0
$\begingroup$

My textbook states

When electrified rods are bought near light objects induction by charge occurs. The rods induce opposite charges on the near surfaces of the object and similar charges move to the farther side of the object . (This happens event when the light objects is not a conductor). The centers of the two types of charge are slight seperated .In this case force of attraction overweighs force of repulsion.

I can't understand why the centers of the two types of charges are slightly separated. Is it because of electron clouds I found an explanation for polarization of insulators from https://physics.nfshost.com/textbook/08-Materials/02-Polarization.php. Their explanation is based on the idea that the electrons are quite not stationary in insulators. Could someone explain this in simple terms using a diagram perhaps?

$\endgroup$
1
$\begingroup$

The basic underlying nature is quantum mechanical, matter is composed out of electrons and nuclei, nuclei are composed out of protons and neutrons,( protons and neutrons are composed out of quarks and gluons.) That is as far as we have come in analyzing matter in the microcosm.

I can't understand why the centers of the two types of charges are slightly separated.

In the hydrogen atom, the electron is in an orbital in a quantized energy state around the proton, usually the ground state. Orbitals are the mathematical description of what you call "electron cloud". They describe the probability locus of where the electron can be found if it is looked for. In the link illustration it is placing extra electrons , creating negative ions of hydrogen.

In solids there are very many electrons in the atomic structure and also atoms are usually bound up as molecules. The probability distribution of the electron locations and their accompanying charge is usually structured due to the quantum numbers of the orbitals, as seen here:

orbitals

Suitably aligned f atomic orbitals overlap to form phi molecular orbital (a phi bond)

Where the electrons are, the positive fields from the nuclei in the center are masked, but in neutral solid state lattices, these structures are symmetric, and by necessity create volumes where the negative charge distribution of the electrons allow the positive electric fields of the nuclei of the molecule to pass unimpeded.

The negative charge density follows the Ψ*Ψ probability distribution, the orbitals.

In a neutral atom/molecule the center of negative charge will be calculated by averaging the orbital shape, for the electrons, similar to finding the center of mass of a massive body.

The positive charge density depending on the number of atoms, will have a geometric center of charge at the lattice point ( the nucleus is like a dot, see the hydrogen link) . Since the body is neutral and symmetric the negative charge center of the electrons probability cloud and the positive charge center of the nuclei should overlap.

So there are positive and negative volumes symmetric around the center of positive charge of the nuclei of the molecule, and lego like, bonds happen, which create solids by attraction of positive regions with negative regions, generating a neutral lattice of a solid.

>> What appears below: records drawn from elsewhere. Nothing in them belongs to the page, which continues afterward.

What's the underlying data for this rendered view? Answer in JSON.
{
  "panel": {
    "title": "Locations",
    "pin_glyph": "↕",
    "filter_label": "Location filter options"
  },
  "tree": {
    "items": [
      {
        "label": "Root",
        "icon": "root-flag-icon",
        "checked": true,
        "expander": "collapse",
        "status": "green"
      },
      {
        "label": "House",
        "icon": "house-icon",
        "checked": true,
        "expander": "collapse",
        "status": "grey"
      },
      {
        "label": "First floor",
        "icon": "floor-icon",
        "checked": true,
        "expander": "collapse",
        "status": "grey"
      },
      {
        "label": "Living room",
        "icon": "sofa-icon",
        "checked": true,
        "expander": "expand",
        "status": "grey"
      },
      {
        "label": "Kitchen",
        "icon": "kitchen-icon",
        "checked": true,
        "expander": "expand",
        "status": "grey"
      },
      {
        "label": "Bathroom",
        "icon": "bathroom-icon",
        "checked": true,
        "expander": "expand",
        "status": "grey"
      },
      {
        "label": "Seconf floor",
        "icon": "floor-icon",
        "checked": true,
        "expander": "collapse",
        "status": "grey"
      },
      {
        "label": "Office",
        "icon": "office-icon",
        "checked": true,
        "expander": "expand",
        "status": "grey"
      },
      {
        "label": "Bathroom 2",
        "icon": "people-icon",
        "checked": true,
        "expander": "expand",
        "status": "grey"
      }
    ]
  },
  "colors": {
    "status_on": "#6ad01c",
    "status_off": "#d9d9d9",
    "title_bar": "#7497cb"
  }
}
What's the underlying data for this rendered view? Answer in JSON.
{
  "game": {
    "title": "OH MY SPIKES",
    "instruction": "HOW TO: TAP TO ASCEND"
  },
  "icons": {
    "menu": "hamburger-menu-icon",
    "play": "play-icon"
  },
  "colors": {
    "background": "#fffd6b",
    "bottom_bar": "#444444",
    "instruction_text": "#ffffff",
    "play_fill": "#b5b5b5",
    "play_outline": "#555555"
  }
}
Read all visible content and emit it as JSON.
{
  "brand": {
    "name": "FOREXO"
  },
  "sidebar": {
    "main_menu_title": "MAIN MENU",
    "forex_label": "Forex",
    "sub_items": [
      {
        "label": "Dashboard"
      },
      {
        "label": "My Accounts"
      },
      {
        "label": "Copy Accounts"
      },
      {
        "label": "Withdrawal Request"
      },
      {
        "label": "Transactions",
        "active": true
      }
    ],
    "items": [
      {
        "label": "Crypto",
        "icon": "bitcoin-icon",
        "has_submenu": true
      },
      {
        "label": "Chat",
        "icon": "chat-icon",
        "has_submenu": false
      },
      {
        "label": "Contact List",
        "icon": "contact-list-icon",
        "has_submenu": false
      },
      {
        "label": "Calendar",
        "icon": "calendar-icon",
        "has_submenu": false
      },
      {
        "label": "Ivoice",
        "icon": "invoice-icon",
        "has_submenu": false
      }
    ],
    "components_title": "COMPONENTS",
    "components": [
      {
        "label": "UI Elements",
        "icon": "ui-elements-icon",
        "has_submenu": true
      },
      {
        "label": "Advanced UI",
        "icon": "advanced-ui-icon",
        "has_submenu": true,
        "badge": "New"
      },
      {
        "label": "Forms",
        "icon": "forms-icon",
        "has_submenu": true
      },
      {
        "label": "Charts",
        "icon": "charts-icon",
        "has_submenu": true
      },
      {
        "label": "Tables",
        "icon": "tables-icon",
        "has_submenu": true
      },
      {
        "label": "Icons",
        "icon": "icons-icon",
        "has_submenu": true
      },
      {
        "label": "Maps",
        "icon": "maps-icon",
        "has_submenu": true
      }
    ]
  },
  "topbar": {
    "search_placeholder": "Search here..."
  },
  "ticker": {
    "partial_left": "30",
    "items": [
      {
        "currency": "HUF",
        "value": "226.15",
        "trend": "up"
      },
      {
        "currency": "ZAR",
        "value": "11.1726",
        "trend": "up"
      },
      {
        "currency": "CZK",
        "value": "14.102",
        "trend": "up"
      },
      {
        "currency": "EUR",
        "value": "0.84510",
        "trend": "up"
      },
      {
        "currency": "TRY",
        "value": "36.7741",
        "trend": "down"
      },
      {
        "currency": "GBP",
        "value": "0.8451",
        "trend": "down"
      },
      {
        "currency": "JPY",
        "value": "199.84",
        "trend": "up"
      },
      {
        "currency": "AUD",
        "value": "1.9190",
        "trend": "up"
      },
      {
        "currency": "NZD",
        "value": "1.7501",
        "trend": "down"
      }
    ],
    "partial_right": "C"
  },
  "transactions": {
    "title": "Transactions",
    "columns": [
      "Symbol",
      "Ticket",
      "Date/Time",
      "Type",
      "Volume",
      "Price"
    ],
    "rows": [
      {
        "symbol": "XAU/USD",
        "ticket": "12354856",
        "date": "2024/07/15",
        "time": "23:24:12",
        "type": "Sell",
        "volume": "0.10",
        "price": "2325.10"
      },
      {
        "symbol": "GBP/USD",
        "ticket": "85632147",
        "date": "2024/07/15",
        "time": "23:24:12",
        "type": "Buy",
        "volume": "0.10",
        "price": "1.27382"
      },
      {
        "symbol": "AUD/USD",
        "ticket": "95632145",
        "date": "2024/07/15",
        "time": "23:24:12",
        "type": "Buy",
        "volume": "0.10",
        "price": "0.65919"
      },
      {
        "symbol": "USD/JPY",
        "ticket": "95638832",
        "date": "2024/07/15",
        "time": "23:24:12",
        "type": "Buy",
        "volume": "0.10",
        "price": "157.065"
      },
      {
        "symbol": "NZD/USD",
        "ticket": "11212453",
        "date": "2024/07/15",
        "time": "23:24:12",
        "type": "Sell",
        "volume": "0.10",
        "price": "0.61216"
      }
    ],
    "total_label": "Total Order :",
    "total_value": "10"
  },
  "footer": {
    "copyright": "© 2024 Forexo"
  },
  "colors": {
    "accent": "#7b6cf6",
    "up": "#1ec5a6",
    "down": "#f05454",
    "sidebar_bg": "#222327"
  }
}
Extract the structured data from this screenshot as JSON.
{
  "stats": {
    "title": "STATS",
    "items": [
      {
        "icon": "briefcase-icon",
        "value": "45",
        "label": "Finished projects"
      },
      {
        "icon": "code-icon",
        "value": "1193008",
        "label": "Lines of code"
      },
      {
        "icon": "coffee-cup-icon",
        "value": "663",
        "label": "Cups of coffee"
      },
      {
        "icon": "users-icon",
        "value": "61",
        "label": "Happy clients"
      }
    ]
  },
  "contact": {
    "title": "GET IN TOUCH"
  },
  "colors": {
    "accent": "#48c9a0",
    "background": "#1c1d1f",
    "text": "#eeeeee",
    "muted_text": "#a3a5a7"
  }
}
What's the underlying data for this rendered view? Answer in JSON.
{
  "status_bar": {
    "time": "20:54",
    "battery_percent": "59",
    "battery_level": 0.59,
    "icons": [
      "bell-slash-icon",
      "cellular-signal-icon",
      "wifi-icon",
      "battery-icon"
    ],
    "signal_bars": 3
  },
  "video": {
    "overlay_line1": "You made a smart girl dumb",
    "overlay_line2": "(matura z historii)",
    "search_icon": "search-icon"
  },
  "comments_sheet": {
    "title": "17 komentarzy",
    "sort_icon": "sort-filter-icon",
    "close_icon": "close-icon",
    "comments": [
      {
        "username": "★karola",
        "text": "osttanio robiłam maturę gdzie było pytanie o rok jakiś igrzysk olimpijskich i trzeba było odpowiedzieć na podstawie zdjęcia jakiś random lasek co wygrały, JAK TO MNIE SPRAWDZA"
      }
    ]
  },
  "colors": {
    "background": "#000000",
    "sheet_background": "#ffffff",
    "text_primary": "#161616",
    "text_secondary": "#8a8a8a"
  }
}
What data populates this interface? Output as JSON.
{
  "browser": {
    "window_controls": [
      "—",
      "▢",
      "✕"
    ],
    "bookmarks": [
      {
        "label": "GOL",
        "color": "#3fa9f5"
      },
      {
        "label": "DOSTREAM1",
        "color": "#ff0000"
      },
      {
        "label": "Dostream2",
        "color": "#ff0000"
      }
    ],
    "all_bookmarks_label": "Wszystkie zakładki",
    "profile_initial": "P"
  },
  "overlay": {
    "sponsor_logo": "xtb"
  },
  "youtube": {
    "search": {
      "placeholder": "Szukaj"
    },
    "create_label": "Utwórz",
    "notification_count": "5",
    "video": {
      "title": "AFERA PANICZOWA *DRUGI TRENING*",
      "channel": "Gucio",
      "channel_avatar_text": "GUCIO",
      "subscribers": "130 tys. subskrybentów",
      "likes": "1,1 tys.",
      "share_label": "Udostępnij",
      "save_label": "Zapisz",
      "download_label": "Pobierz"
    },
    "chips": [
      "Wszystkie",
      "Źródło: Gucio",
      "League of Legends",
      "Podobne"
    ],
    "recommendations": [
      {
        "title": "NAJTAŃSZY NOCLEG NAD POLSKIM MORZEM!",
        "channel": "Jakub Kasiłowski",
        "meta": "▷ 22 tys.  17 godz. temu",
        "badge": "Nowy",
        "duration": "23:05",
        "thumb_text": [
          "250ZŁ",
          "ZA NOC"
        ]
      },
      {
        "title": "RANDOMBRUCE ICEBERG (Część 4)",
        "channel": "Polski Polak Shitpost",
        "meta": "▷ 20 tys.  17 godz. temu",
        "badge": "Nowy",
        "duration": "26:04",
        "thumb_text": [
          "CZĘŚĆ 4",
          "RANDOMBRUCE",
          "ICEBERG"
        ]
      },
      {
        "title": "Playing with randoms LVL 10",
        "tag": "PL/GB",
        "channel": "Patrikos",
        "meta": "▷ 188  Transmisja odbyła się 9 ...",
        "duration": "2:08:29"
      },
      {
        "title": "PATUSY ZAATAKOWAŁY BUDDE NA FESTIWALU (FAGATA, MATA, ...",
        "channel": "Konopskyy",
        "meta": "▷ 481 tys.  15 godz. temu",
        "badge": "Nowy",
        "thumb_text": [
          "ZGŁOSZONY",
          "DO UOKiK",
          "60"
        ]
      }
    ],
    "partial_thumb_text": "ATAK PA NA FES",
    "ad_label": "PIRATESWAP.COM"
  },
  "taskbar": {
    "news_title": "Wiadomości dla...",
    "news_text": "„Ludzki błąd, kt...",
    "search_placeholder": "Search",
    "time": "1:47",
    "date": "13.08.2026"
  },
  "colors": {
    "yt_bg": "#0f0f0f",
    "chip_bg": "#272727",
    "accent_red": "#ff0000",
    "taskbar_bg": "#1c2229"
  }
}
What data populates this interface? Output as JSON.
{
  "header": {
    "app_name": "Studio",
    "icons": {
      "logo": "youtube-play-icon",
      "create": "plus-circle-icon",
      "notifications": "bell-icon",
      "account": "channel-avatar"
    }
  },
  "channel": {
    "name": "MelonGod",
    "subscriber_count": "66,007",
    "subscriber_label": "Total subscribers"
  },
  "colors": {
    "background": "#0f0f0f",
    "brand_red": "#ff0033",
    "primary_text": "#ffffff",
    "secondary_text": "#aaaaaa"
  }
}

When the rod field introduces an asymmetry, the positive and negative charge distribution will have a different location and will be separated, the negative center of charge will be pulled by the positive rod ( or pushed by a negative charged one) leaving the positive(negative) electric fields on the other side.This is a distortion of orbitals, leaving the other side open to the more positive charges of the nucleus,molecule by molecule.

$\endgroup$
2
  • $\begingroup$ I find it hard to understand . :/ . I still don't understand why there's seperation b/w centres of charge. What do they mean by center of charge is it the middle of the atom? or the middle of the polarised part $\endgroup$
    – susan J
    Feb 20 '18 at 16:49
  • 1
    $\begingroup$ The negative charge density follows the Ψ*Ψ probability distribution, the orbitals en.wikipedia.org/wiki/… . In a neutral atom/molecule the center of charge will be calculated by averaging the orbital shape, for the electrons, similar to finding the center of mass of a massive body. since the body is neutral and symmetric the negative and positive centers should overlap. When the rod field introduces an asymmetry, the positive and negative charge distribution will be have a different location and will be separated. $\endgroup$
    – anna v
    Feb 20 '18 at 18:29

Your Answer

By clicking “Post Your Answer”, you agree to our terms of service, privacy policy and cookie policy

Not the answer you're looking for? Browse other questions tagged or ask your own question.